And the husband story? Here it is.

My wife always used to say that to-do lists were not her thing, especially digital ones. I tried to get her to read David Allen’s Getting Things Done book at least a dozen times over the last nine years. Without success. It is not her thing, and that’s OK.

So I communicated by speech to ask her to attend to certain taks, like “can you please clear away [whatever was left lying about] so that I can clean this room on the weekend.” (I’d like to note that I never exact anything from anybody which I don’t exact from myself, too.) Being a bit of a control freak this presented me with a problem: If my wife said “yes” but didn’t do it right away, or if there was no fixed deadline, chances were that nothing happened for a few days or weeks. Nothing of importance so far. But esepcially if it was a houshold task, the fact that nothing happend catched my eye day after day. That is a real pain for a neat freak like me.

Since I am an impatient person (Queen’s I want it all and I want it now is one of my favorite lyrics lines for a reason), I find it annoying if a task remains unfinished. That’s why I write things down in form of a to-do list. This way I can be certain not to forget anything, even if I cannot take care of it right away. So I always wondered if my wife had intentionally not attended to an unfinished task or if she simply had forgotten. To be sure, I asked her. Usually again and again if there was no visible progress regarding a task. I know, I can be very nagging if I can’t see any progress. Of course she had never forgotten a task. Sometimes she just changed the order of priorities because it made sense.

Problem identified
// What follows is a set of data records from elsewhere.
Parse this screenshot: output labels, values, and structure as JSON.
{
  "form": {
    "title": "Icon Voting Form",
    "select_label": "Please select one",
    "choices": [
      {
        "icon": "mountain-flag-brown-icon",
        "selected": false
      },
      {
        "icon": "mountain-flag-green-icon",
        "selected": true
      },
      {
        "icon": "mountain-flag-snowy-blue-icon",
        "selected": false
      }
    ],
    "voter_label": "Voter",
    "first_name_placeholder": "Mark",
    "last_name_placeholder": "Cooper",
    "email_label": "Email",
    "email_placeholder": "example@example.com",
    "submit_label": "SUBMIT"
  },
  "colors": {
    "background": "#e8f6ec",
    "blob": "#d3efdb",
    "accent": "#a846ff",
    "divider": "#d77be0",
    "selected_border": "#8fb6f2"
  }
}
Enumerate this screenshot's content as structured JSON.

It goes without saying that my wife was not exactly happy about being repeatedly asked if she had forgotten this task. And that task. Oh and that one, too …

You know the line happy wife, happy life. I had to find a way to be a less nagging husband—to have a happy life—, while at the same time making sure that the tasks were not forgotten and properly executed.
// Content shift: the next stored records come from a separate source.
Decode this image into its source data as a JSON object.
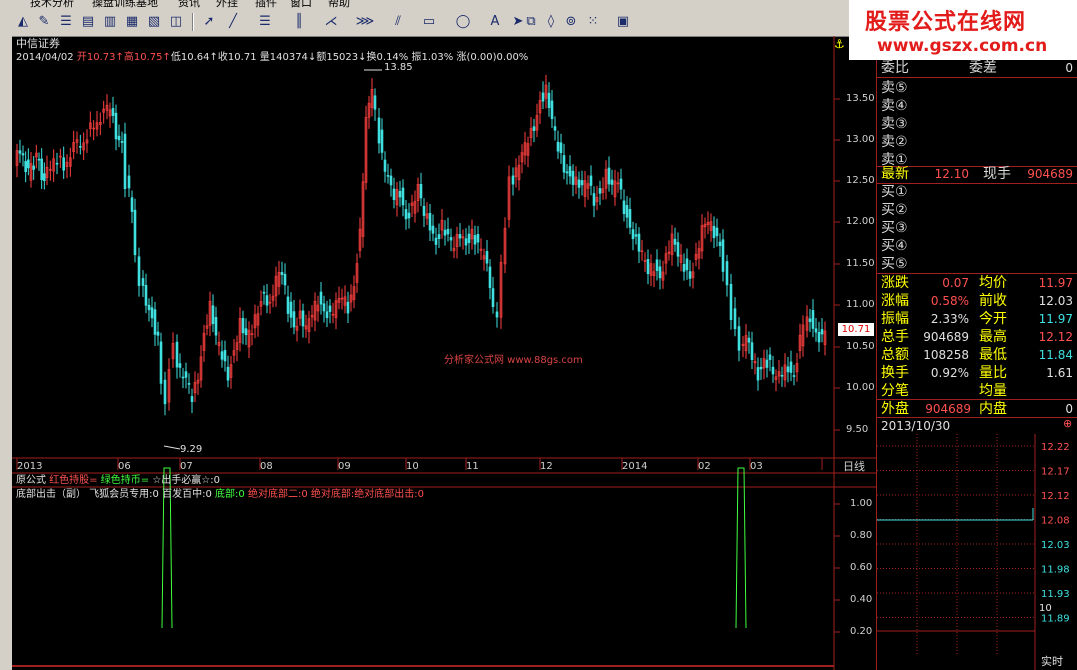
{
  "menu": [
    "技术分析",
    "操盘训练基地",
    "资讯",
    "外挂",
    "插件",
    "窗口",
    "帮助"
  ],
  "toolbar_icons": [
    "chart-icon",
    "wrench-icon",
    "list-icon",
    "grid-icon",
    "window-icon",
    "pointer-icon",
    "line-icon",
    "ray-icon",
    "parallel-icon",
    "fib-icon",
    "gann-icon",
    "rect-icon",
    "circle-icon",
    "text-icon",
    "arrow-icon",
    "copy-icon",
    "eraser-icon",
    "lock-icon",
    "palette-icon",
    "save-icon"
  ],
  "logo": {
    "title": "股票公式在线网",
    "url": "www.gszx.com.cn"
  },
  "stock_name": "中信证券",
  "quote_bar": {
    "date": "2014/04/02",
    "open_label": "开",
    "open": "10.73",
    "high_label": "高",
    "high": "10.75",
    "low_label": "低",
    "low": "10.64",
    "close_label": "收",
    "close": "10.71",
    "volume": "量140374",
    "amount": "额15023",
    "turnover": "换0.14%",
    "amplitude": "振1.03%",
    "change": "涨(0.00)0.00%"
  },
  "price_axis": [
    "13.50",
    "13.00",
    "12.50",
    "12.00",
    "11.50",
    "11.00",
    "10.50",
    "10.00",
    "9.50"
  ],
  "current_price_tag": "10.71",
  "max_label": "13.85",
  "min_label": "9.29",
  "watermark": "分析家公式网 www.88gs.com",
  "time_axis": [
    "2013",
    "06",
    "07",
    "08",
    "09",
    "10",
    "11",
    "12",
    "2014",
    "02",
    "03"
  ],
  "period": "日线",
  "formula_line": {
    "name": "原公式",
    "red": "红色持股=",
    "green": "绿色持币=",
    "star": "☆出手必赢☆:0"
  },
  "indicator_line": {
    "name": "底部出击（副）",
    "items": [
      "飞狐会员专用:0",
      "百发百中:0"
    ],
    "green": "底部:0",
    "reds": [
      "绝对底部二:0",
      "绝对底部:绝对底部出击:0"
    ]
  },
  "indicator_axis": [
    "1.00",
    "0.80",
    "0.60",
    "0.40",
    "0.20"
  ],
  "order_book": {
    "top": {
      "label1": "委比",
      "label2": "委差",
      "value": "0"
    },
    "asks": [
      "卖⑤",
      "卖④",
      "卖③",
      "卖②",
      "卖①"
    ],
    "latest": {
      "label": "最新",
      "price": "12.10",
      "label2": "现手",
      "volume": "904689"
    },
    "bids": [
      "买①",
      "买②",
      "买③",
      "买④",
      "买⑤"
    ]
  },
  "stats": [
    {
      "l1": "涨跌",
      "v1": "0.07",
      "c1": "#ff5050",
      "l2": "均价",
      "v2": "11.97",
      "c2": "#ff5050"
    },
    {
      "l1": "涨幅",
      "v1": "0.58%",
      "c1": "#ff5050",
      "l2": "前收",
      "v2": "12.03",
      "c2": "#e0e0e0"
    },
    {
      "l1": "振幅",
      "v1": "2.33%",
      "c1": "#e0e0e0",
      "l2": "今开",
      "v2": "11.97",
      "c2": "#40e0e0"
    },
    {
      "l1": "总手",
      "v1": "904689",
      "c1": "#e0e0e0",
      "l2": "最高",
      "v2": "12.12",
      "c2": "#ff5050"
    },
    {
      "l1": "总额",
      "v1": "108258",
      "c1": "#e0e0e0",
      "l2": "最低",
      "v2": "11.84",
      "c2": "#40e0e0"
    },
    {
      "l1": "换手",
      "v1": "0.92%",
      "c1": "#e0e0e0",
      "l2": "量比",
      "v2": "1.61",
      "c2": "#e0e0e0"
    },
    {
      "l1": "分笔",
      "v1": "",
      "c1": "#e0e0e0",
      "l2": "均量",
      "v2": "",
      "c2": "#e0e0e0"
    }
  ],
  "outer_inner": {
    "l1": "外盘",
    "v1": "904689",
    "l2": "内盘",
    "v2": "0"
  },
  "mini_chart": {
    "date": "2013/10/30",
    "axis": [
      "12.22",
      "12.17",
      "12.12",
      "12.08",
      "12.03",
      "11.98",
      "11.93",
      "11.89"
    ],
    "vol_label": "10",
    "mode": "实时"
  },
  "colors": {
    "up": "#ff4040",
    "down": "#40e0e0",
    "frame": "#a02020",
    "signal": "#40ff40"
  }
}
Clip from: Jeff Allen - Bananas - "Happy Wife, Happy Life"

Basically it was very easy: If I could be sure that a task cannot be forgotten, there was no reason to nag my beloved wife about this task. I was sure that a to-do list, which we both have access to, would help. Unfortunately my wife was not a big fan of to-do lists.
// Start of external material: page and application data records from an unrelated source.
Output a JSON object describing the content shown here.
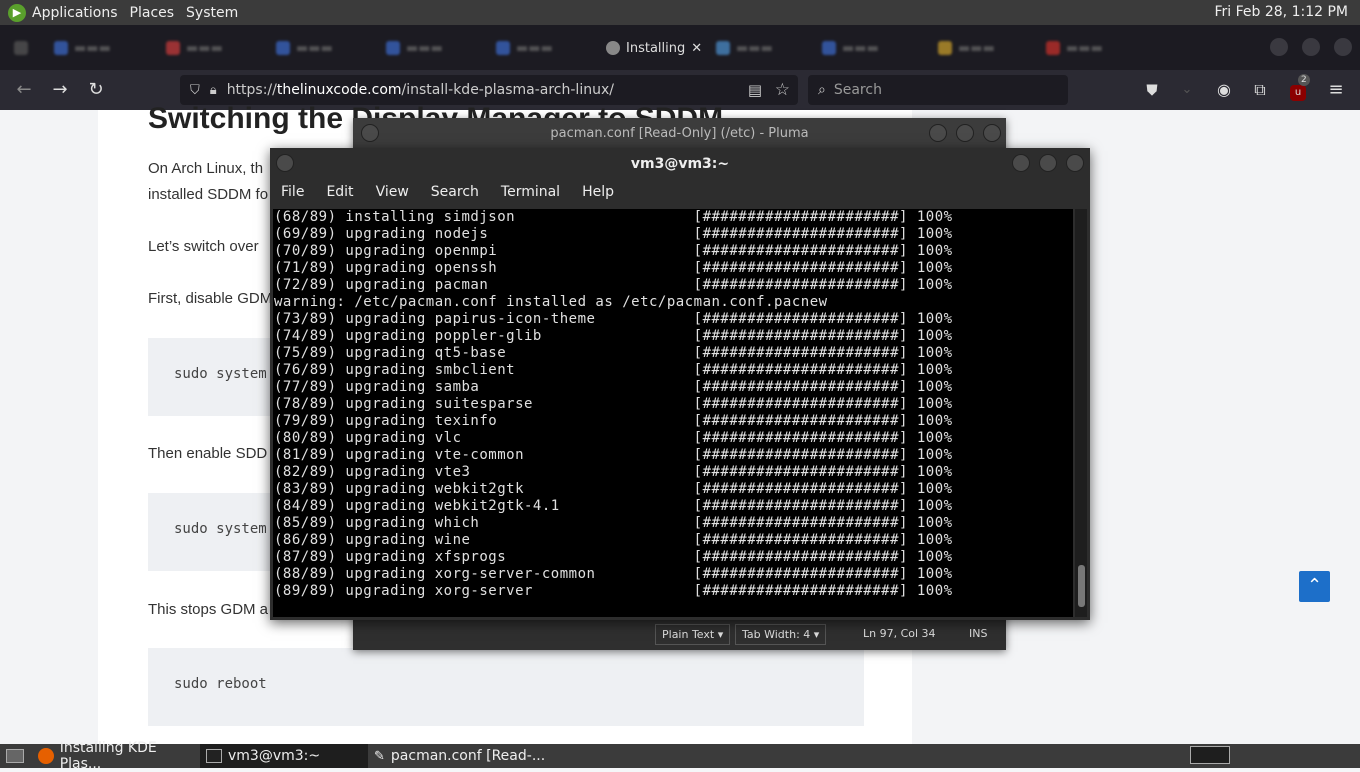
{
  "top_panel": {
    "menus": [
      "Applications",
      "Places",
      "System"
    ],
    "clock": "Fri Feb 28,  1:12 PM"
  },
  "browser": {
    "active_tab_label": "Installing",
    "url": {
      "scheme": "https://",
      "host": "thelinuxcode.com",
      "path": "/install-kde-plasma-arch-linux/"
    },
    "search_placeholder": "Search",
    "extension_badge": "2"
  },
  "article": {
    "heading": "Switching the Display Manager to SDDM",
    "paragraphs": [
      "On Arch Linux, th",
      "installed SDDM fo",
      "Let’s switch over",
      "First, disable GDM",
      "Then enable SDD",
      "This stops GDM a"
    ],
    "code_blocks": [
      "sudo system",
      "sudo system",
      "sudo reboot"
    ]
  },
  "pluma": {
    "title": "pacman.conf [Read-Only] (/etc) - Pluma",
    "status": {
      "syntax": "Plain Text",
      "tab_width": "Tab Width:  4",
      "position": "Ln 97, Col 34",
      "mode": "INS"
    }
  },
  "terminal": {
    "title": "vm3@vm3:~",
    "menu": [
      "File",
      "Edit",
      "View",
      "Search",
      "Terminal",
      "Help"
    ],
    "lines": [
      "(68/89) installing simdjson                    [######################] 100%",
      "(69/89) upgrading nodejs                       [######################] 100%",
      "(70/89) upgrading openmpi                      [######################] 100%",
      "(71/89) upgrading openssh                      [######################] 100%",
      "(72/89) upgrading pacman                       [######################] 100%",
      "warning: /etc/pacman.conf installed as /etc/pacman.conf.pacnew",
      "(73/89) upgrading papirus-icon-theme           [######################] 100%",
      "(74/89) upgrading poppler-glib                 [######################] 100%",
      "(75/89) upgrading qt5-base                     [######################] 100%",
      "(76/89) upgrading smbclient                    [######################] 100%",
      "(77/89) upgrading samba                        [######################] 100%",
      "(78/89) upgrading suitesparse                  [######################] 100%",
      "(79/89) upgrading texinfo                      [######################] 100%",
      "(80/89) upgrading vlc                          [######################] 100%",
      "(81/89) upgrading vte-common                   [######################] 100%",
      "(82/89) upgrading vte3                         [######################] 100%",
      "(83/89) upgrading webkit2gtk                   [######################] 100%",
      "(84/89) upgrading webkit2gtk-4.1               [######################] 100%",
      "(85/89) upgrading which                        [######################] 100%",
      "(86/89) upgrading wine                         [######################] 100%",
      "(87/89) upgrading xfsprogs                     [######################] 100%",
      "(88/89) upgrading xorg-server-common           [######################] 100%",
      "(89/89) upgrading xorg-server                  [######################] 100%"
    ]
  },
  "taskbar": {
    "tasks": [
      "Installing KDE Plas...",
      "vm3@vm3:~",
      "pacman.conf [Read-..."
    ]
  }
}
Problem solved

I told her my idea and that I was just about to transfer my own to-do list from Outlook to Tooodledo—a tool which offers exactly the collaboration features I had in mind.

The nice thing about Toodledo’s collaboration feature is that you have two options:

  • Either you share a task with your collaborator. In this case the task appears in both Toodledo accounts and each of the collaborators can change or complete the task.
  • Or you can re-assign a task. If you do this, the task disappears from your task list. But if both collaborators grant each other access to their task lists, you can check the status of the tasks you re-assigned simply by having a look into the collaborator’s to-do lists. There is also an option to receive notification emails for re-assigned tasks.

In my opinion this is a big advantage compared to the way Outlook handles task assignment.

But back to the story. To put it in a nutshell, my wife agreed to give it a try. I set up both Toodledo accounts, transferred my task lists, set up some tasks in her account and installed the Toodledo app on her smartphone, including the home screen widget. Then I demonstrated her the basiscs of how to use Toodledo. We had an intense look at the settings of her account, so she could decide which fields and features she wanted to use. The result was a very lean and easy to use field setup.

To my surprise it worked. My beloved—former “to-do lists are not my thing”—wife is now a convinced and satisfied Toodledo user! She likes the simplicity of the tool and uses it every day to organize what she wants to get done.

And the nagging? It is replaced by an occasional “Honey, let’s have a look at our to-do lists and see what we both can achieve this weekend.” It works. We are both more relaxed while being more productive. Using Toodledo and putting trust in the reliability of our task lists made our life a little bit better, I’d say.

What are your experiences with productivity methodologies, task lists and to-do apps? I look forward to your comments using the social media links below.